While the other participants stroll through the shop reviewing the trays of mouth-watering mood enhancers in search of a favorite, we discover a little toy train, chugging up and down the tracks in one of the display windows, its carriages heavily loaded with Schokov’s most prominent varieties - all of which will soon be unloaded in our mouths (at least we hope so!).
While the others begin choosing chocolates to sample, we discover a twisted brownish oddity: Chocolate pasta, or Pates au Cacao, usually served, we learn, with venison or as a sweet desert. Water already dripping from our mouths, we move on to Orange Crisps, Ginger Tips (Ingwerspitzen) and Belgium Chocolate Truffles.
Before we can finally begin the tease of temptation, we are curious to learn a little about the origins of cocoa. A cocoa fruit is roughly as big as a pumpkin, Kovazh tells us, and its seeds rather bitter. Still we are to try anything and bite enthusiastically into a bean. We grimace and look at each other in disgust – uncooked and unsweetened, the beans are horrid!
"Chocolate is only allowed to be called chocolate when it consists of at least 27-28% cocoa." Now we understand – more milk and sugar and less cacao makes the chocolate not only cheaper but also sweeter – which, we suspect, is fine with us.
But we still haven’t decided on a chocolate bar. Finally, we settle on a red pepper chocolate. In the end, 20 different bars find their way into the hands of Thomas Kovazh. Every chocolate is presented in a little China bowl from which we may try.
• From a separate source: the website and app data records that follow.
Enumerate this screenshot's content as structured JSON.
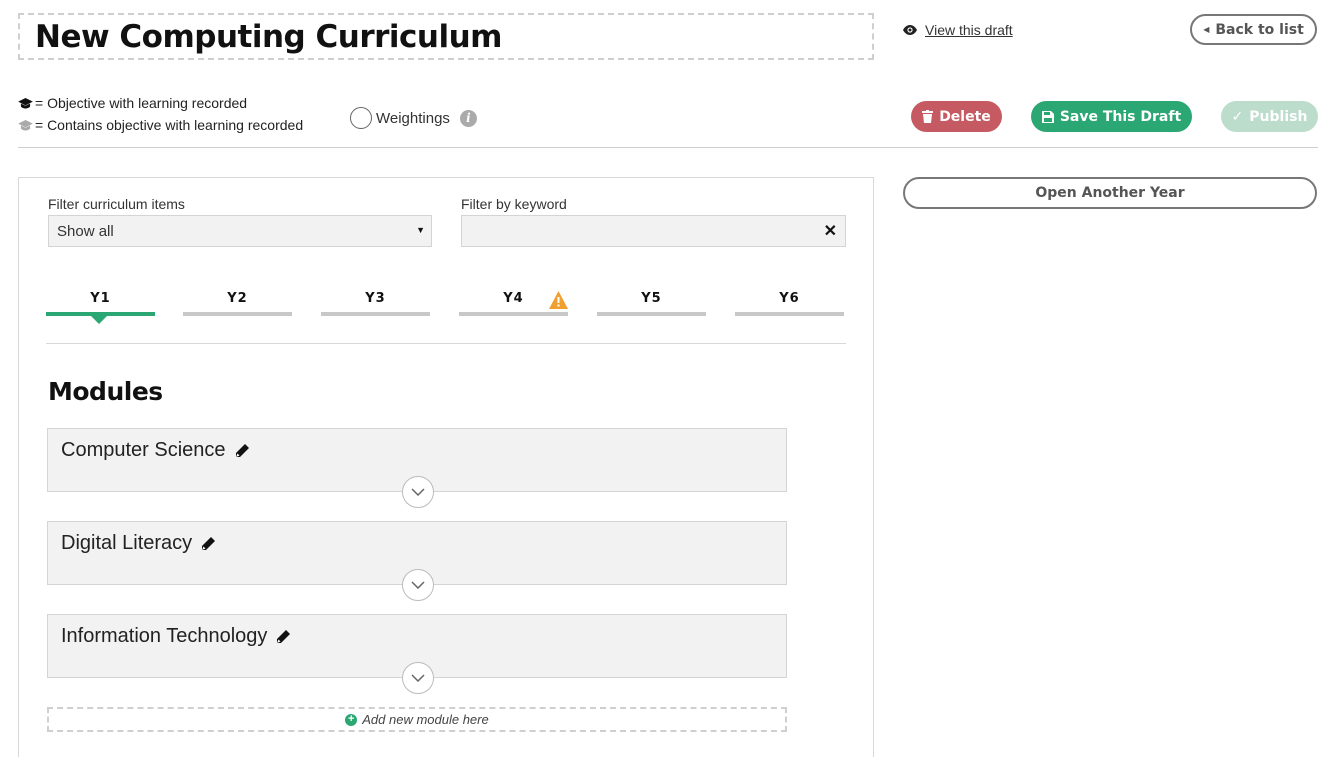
{
  "header": {
    "title": "New Computing Curriculum",
    "view_draft": "View this draft",
    "back": "Back to list"
  },
  "legend": {
    "objective": "= Objective with learning recorded",
    "contains": "= Contains objective with learning recorded"
  },
  "weightings": {
    "label": "Weightings",
    "checked": false
  },
  "actions": {
    "delete": "Delete",
    "save": "Save This Draft",
    "publish": "Publish"
  },
  "sidebar": {
    "open_year": "Open Another Year"
  },
  "filters": {
    "items_label": "Filter curriculum items",
    "items_value": "Show all",
    "keyword_label": "Filter by keyword",
    "keyword_value": ""
  },
  "tabs": [
    {
      "label": "Y1",
      "active": true
    },
    {
      "label": "Y2"
    },
    {
      "label": "Y3"
    },
    {
      "label": "Y4",
      "warning": true
    },
    {
      "label": "Y5"
    },
    {
      "label": "Y6"
    }
  ],
  "modules": {
    "heading": "Modules",
    "items": [
      {
        "title": "Computer Science"
      },
      {
        "title": "Digital Literacy"
      },
      {
        "title": "Information Technology"
      }
    ],
    "add_label": "Add new module here"
  },
  "colors": {
    "accent": "#2aa773",
    "delete": "#c65a62",
    "publish_disabled": "#bcdccc",
    "warning": "#f0a030"
  }
}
A note of warning reaches us before we storm the bowls with watery mouths: "I warn you, after chocolate number 12, you will lose your sense of taste!" For two chocoholics like us, this is hard to believe.
The tasting has a very specific schedule. We start off with white and milk chocolates, to which we are served a white wine from Argentina that is very smooth, followed by a glass of red wine, an Austrian Zweigelt, for the darker chocolates.
"Actually, you could have a specific wine to go with every chocolate you try," Kovazh tells us.
Enough instructions - Ready, steady, go! Finally, we find ourselves munching chocolates, trying the oddest varieties such as the red pepper chocolate by Bachhalm. Instead of incorporating the spices or flowers into the chocolate cream itself, he prefers the cocoa mass to be sprinkled with poppy seeds, viola or even lavender.
Although the contrast of the dark chocolate and the violet lavender sprinkles gives the chocolate bar an exquisite look, the taste itself does not convince us. Too unconventional.
"It’s almost like eating perfume," one tester remarks sarcastically. Other mouths, however, are transformed into satisfied grins when they take flavorful bites into the flower chocolates, as we decide to call them. Unsure as to whether we actually want to bring the garden into our sweets, we move to a dark cranberry chocolate which we find much more appealing. The subtle bitterness of the red fruit mingles with the creamy texture of the chocolate, leaving a satisfying aftertaste. Fruits and chocolate score full points, we agree.
It is not only the surprising flavors of the chocolates but also their incredibly strong aromas that engulf us, like the sea salt chocolate. Taking a cautious bite, we suddenly find ourselves by the seaside, the relentless tides hitting the sandy shores. Still, we are not quite convinced. Salt and chocolate? Impossible. Kovazh nods understandingly. "Taste changes over time with your consumption; it’s just like a wine-maker – you grow to appreciate the quality."
1., Herrengasse 5
7., Siebensterngasse 20
18., Gersthofer Strasse 67
(01) 664 885 13 162